Wooden cross based on the work of Scottish artist Craigie Aitchison.



Her work, she says, is becoming increasingly sustainable. She uses recycled silver, and instead of jewellery wire, old electric wire. “And people bring me copper mirror frames, old household things that I can cut apart and turn into bangles and so on,” she says. One of her favourite pieces – “The Moon over Machrie Moor”, in copper and labradorite –  uses a piece of bog oak she was given by the Corrie-based sculptor Marvin Elliott “years ago”

“The Moon over Machrie Moor”, in copper and labradorite – uses a piece of bog oak she was given by the Corrie-based sculptor Marvin Elliott “years ago”.

Bangle inspired by dry stone dyke.

For visitors who make the trip to Kilmory, she recommends making a day of it. The hall is at the start of an easy trail to the beach, which you can walk along for miles at low tide, and there are networks of paths in the woods. “If you have a car, or want to walk eight miles, the standing stones in Auchenleffen are worthwhile. And the forestry tracks are wonderful.” I wonder where her favourite place is? “If you have a favourite place, it’s you and the place, so you don’t want too many people to know about it,” she says with a smile. “But I just love forests and going into the forest.”

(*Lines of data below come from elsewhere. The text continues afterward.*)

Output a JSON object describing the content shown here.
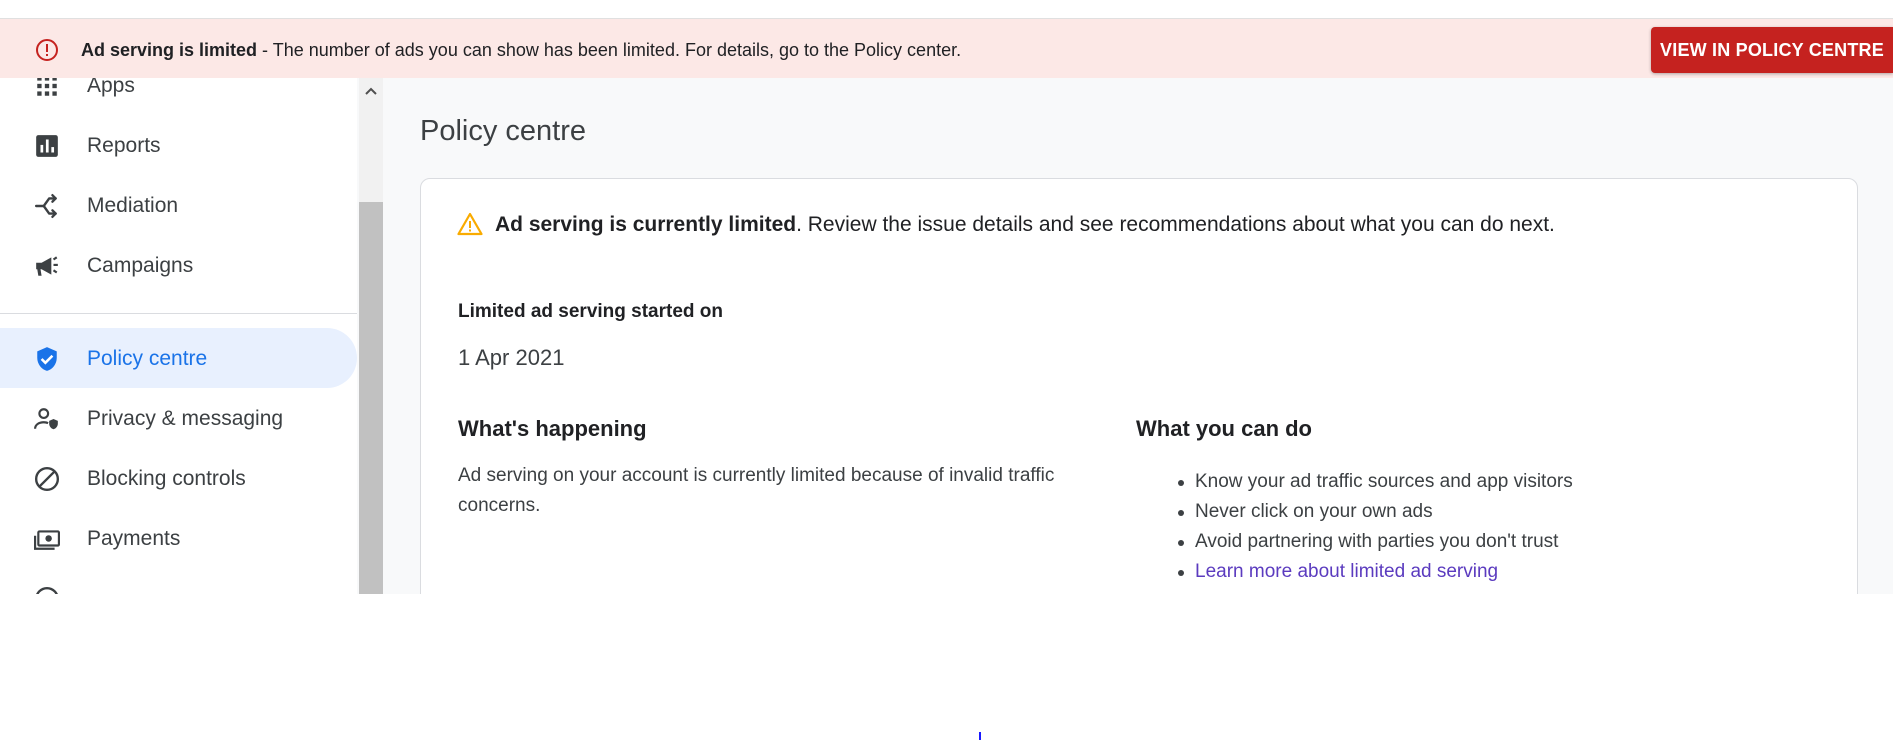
{
  "banner": {
    "title": "Ad serving is limited",
    "message": " - The number of ads you can show has been limited. For details, go to the Policy center.",
    "button_label": "VIEW IN POLICY CENTRE",
    "icon": "error-circle-icon",
    "bg_color": "#fce8e6",
    "button_color": "#c5221f"
  },
  "sidebar": {
    "items": [
      {
        "label": "Apps",
        "icon": "apps-grid-icon"
      },
      {
        "label": "Reports",
        "icon": "bar-chart-icon"
      },
      {
        "label": "Mediation",
        "icon": "mediation-fork-icon"
      },
      {
        "label": "Campaigns",
        "icon": "megaphone-icon"
      },
      {
        "label": "Policy centre",
        "icon": "shield-check-icon",
        "active": true
      },
      {
        "label": "Privacy & messaging",
        "icon": "person-shield-icon"
      },
      {
        "label": "Blocking controls",
        "icon": "block-icon"
      },
      {
        "label": "Payments",
        "icon": "payments-icon"
      }
    ],
    "active_color": "#1a73e8"
  },
  "main": {
    "page_title": "Policy centre",
    "card": {
      "warning_bold": "Ad serving is currently limited",
      "warning_rest": ". Review the issue details and see recommendations about what you can do next.",
      "started_label": "Limited ad serving started on",
      "started_value": "1 Apr 2021",
      "happening_heading": "What's happening",
      "happening_text": "Ad serving on your account is currently limited because of invalid traffic concerns.",
      "cando_heading": "What you can do",
      "cando_items": [
        "Know your ad traffic sources and app visitors",
        "Never click on your own ads",
        "Avoid partnering with parties you don't trust"
      ],
      "learn_more_link": "Learn more about limited ad serving",
      "warning_color": "#f9ab00",
      "link_color": "#5b3bbf"
    }
  }
}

As I leave, back through the turquoise door, a couple have just arrived and are gushing with praise for Assja’s work. “Oh, this one’s beautiful,” I hear. And I smile to think of this self-taught talent tucked away in Arran’s remote southwest. As I drive north and east, returning to Brodick, my eyes are irresistibly drawn over the fields to the sea, but this time I see the view in Assja’s colours.


About Arran Open Studios

Arran Open Studios is an annual initiative incorporating painters, sculptors and craftspeople from the Isle of Arran. Launched in 2012, it operates under the umbrella arts charity the Arran Theatre and Arts Trust. This year, it takes place from 16-19 August.